Queer icon Marsha P Johnson
Tens of thousands of people are calling for queer Stonewall Riots icon Marsha P Johnson to be honoured with a statue in her New Jersey home town.
Johnson was a transgender woman who is credited as one of three people who sparked the Stonewall Riots on 28 June 1969 after police raided the Stonewall Inn in Greenwich Village, New York City. These events are said to have launched the modern LGBTQ+ rights movement.
More than 50,000 people have now signed a petition demanding that the statue of Christopher Columbus in the city of Elizabeth be removed and replaced with a monument to Johnson.
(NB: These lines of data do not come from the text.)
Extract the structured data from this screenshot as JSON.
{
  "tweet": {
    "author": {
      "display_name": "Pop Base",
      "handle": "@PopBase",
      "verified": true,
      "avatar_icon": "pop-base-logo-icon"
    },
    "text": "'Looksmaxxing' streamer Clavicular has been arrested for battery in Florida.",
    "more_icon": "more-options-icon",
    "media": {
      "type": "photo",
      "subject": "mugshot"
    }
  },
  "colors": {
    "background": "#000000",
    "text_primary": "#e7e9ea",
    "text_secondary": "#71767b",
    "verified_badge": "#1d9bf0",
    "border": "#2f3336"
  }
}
The petition’s creator, Celine Da Silva says that celebrating Columbus is glorifying European colonialism.
“Although it is widely taught that Columbus ‘discovered’ the Americas, he could not have ‘discovered’ land that was already occupied by indigenous groups,” she states.
Instead, Da Silva argues, “we should commemorate Marsha P. Johnson for the incredible things she did in her lifetime and for the inspiration she is to members of the LGBT+ community worldwide, especially black trans women.”
Post-Stonewall, Johnson remained an LGBTQ activist and participated in the Christopher Street Liberation Parade on the one-year anniversary of the Stonewall Riots; this event would precede what we today know as Pride parades.
Johnson joined the Gay Liberation Front and co-founded the Street Transvestite Action Revolutionaries (STAR), a radical political collective that provided support and housing to homeless queer youth and sex workers in Lower Manhattan.
She would later join ACT UP and became a prominent AIDS activist until her death in 1992 when her body was discovered floating in the Hudson River. It was initially ruled a suicide, but activist Mariah Lopez succeeding in getting the NYPD to reopen the case as a possible homicide in 2012 (although the case remains unsolved).
Statues to commemorate both Johnson and her friend and activist Sylvia Rivera are already set to be erected in Greenwich Village, with the support of Mayor Bill de Blasio. These are believed to be among the first in the world to honour transgender individuals.
This June, Google featured a logo illustration, known as a “Google Doodle,” of Johnson on its search page to commemorate Pride Month.